● **Activity**
Before you finish, make sure each line of the records has been retyped exactly.

==== Data to process

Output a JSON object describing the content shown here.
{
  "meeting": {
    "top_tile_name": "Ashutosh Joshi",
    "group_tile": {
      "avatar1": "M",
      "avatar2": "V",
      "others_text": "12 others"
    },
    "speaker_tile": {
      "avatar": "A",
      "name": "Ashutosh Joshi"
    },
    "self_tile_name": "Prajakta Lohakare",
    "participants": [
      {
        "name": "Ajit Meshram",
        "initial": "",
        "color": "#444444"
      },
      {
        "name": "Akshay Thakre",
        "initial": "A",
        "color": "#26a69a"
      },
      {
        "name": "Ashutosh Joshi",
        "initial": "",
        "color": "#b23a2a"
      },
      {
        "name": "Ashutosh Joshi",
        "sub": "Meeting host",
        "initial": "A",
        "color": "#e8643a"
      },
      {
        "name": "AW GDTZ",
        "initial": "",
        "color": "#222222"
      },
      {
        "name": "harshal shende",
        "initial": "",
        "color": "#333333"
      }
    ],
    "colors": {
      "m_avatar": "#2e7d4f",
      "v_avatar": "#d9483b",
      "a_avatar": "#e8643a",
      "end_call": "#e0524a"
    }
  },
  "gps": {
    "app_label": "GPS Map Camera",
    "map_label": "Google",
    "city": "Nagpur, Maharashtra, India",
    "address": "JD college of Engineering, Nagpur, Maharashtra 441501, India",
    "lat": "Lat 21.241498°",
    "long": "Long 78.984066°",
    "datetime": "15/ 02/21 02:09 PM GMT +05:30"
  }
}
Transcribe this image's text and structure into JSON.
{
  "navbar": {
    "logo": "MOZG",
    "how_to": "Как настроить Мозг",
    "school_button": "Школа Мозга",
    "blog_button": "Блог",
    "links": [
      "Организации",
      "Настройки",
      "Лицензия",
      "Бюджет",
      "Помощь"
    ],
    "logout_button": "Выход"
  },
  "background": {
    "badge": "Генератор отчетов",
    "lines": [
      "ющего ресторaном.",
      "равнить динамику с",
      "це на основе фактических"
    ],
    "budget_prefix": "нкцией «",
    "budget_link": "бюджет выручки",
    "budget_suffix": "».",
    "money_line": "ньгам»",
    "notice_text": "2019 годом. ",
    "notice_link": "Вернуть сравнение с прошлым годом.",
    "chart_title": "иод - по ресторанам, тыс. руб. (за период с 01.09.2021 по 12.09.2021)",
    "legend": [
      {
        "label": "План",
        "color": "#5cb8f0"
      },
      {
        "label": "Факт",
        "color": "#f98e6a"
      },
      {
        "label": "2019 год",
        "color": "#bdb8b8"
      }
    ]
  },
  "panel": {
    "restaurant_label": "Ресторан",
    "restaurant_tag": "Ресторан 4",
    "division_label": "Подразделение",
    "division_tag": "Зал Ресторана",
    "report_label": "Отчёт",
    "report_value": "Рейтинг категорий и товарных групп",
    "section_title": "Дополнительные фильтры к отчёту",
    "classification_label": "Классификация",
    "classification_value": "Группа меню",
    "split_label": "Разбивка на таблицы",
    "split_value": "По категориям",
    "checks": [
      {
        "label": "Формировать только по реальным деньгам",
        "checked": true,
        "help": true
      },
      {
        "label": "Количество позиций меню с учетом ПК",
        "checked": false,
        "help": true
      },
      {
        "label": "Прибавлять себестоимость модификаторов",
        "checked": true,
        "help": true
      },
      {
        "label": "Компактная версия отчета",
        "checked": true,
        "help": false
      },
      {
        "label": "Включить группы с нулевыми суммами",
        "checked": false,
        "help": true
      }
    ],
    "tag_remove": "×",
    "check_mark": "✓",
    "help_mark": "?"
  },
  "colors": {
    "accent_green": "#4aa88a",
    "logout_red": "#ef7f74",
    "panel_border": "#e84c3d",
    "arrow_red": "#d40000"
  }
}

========

● **Solved problem**
Output a JSON object describing the content shown here.
{
  "meeting": {
    "top_tile_name": "Ashutosh Joshi",
    "group_tile": {
      "avatar1": "M",
      "avatar2": "V",
      "others_text": "12 others"
    },
    "speaker_tile": {
      "avatar": "A",
      "name": "Ashutosh Joshi"
    },
    "self_tile_name": "Prajakta Lohakare",
    "participants": [
      {
        "name": "Ajit Meshram",
        "initial": "",
        "color": "#444444"
      },
      {
        "name": "Akshay Thakre",
        "initial": "A",
        "color": "#26a69a"
      },
      {
        "name": "Ashutosh Joshi",
        "initial": "",
        "color": "#b23a2a"
      },
      {
        "name": "Ashutosh Joshi",
        "sub": "Meeting host",
        "initial": "A",
        "color": "#e8643a"
      },
      {
        "name": "AW GDTZ",
        "initial": "",
        "color": "#222222"
      },
      {
        "name": "harshal shende",
        "initial": "",
        "color": "#333333"
      }
    ],
    "colors": {
      "m_avatar": "#2e7d4f",
      "v_avatar": "#d9483b",
      "a_avatar": "#e8643a",
      "end_call": "#e0524a"
    }
  },
  "gps": {
    "app_label": "GPS Map Camera",
    "map_label": "Google",
    "city": "Nagpur, Maharashtra, India",
    "address": "JD college of Engineering, Nagpur, Maharashtra 441501, India",
    "lat": "Lat 21.241498°",
    "long": "Long 78.984066°",
    "datetime": "15/ 02/21 02:09 PM GMT +05:30"
  }
}
Transcribe this image's text and structure into JSON.
{
  "navbar": {
    "logo": "MOZG",
    "how_to": "Как настроить Мозг",
    "school_button": "Школа Мозга",
    "blog_button": "Блог",
    "links": [
      "Организации",
      "Настройки",
      "Лицензия",
      "Бюджет",
      "Помощь"
    ],
    "logout_button": "Выход"
  },
  "background": {
    "badge": "Генератор отчетов",
    "lines": [
      "ющего ресторaном.",
      "равнить динамику с",
      "це на основе фактических"
    ],
    "budget_prefix": "нкцией «",
    "budget_link": "бюджет выручки",
    "budget_suffix": "».",
    "money_line": "ньгам»",
    "notice_text": "2019 годом. ",
    "notice_link": "Вернуть сравнение с прошлым годом.",
    "chart_title": "иод - по ресторанам, тыс. руб. (за период с 01.09.2021 по 12.09.2021)",
    "legend": [
      {
        "label": "План",
        "color": "#5cb8f0"
      },
      {
        "label": "Факт",
        "color": "#f98e6a"
      },
      {
        "label": "2019 год",
        "color": "#bdb8b8"
      }
    ]
  },
  "panel": {
    "restaurant_label": "Ресторан",
    "restaurant_tag": "Ресторан 4",
    "division_label": "Подразделение",
    "division_tag": "Зал Ресторана",
    "report_label": "Отчёт",
    "report_value": "Рейтинг категорий и товарных групп",
    "section_title": "Дополнительные фильтры к отчёту",
    "classification_label": "Классификация",
    "classification_value": "Группа меню",
    "split_label": "Разбивка на таблицы",
    "split_value": "По категориям",
    "checks": [
      {
        "label": "Формировать только по реальным деньгам",
        "checked": true,
        "help": true
      },
      {
        "label": "Количество позиций меню с учетом ПК",
        "checked": false,
        "help": true
      },
      {
        "label": "Прибавлять себестоимость модификаторов",
        "checked": true,
        "help": true
      },
      {
        "label": "Компактная версия отчета",
        "checked": true,
        "help": false
      },
      {
        "label": "Включить группы с нулевыми суммами",
        "checked": false,
        "help": true
      }
    ],
    "tag_remove": "×",
    "check_mark": "✓",
    "help_mark": "?"
  },
  "colors": {
    "accent_green": "#4aa88a",
    "logout_red": "#ef7f74",
    "panel_border": "#e84c3d",
    "arrow_red": "#d40000"
  }
}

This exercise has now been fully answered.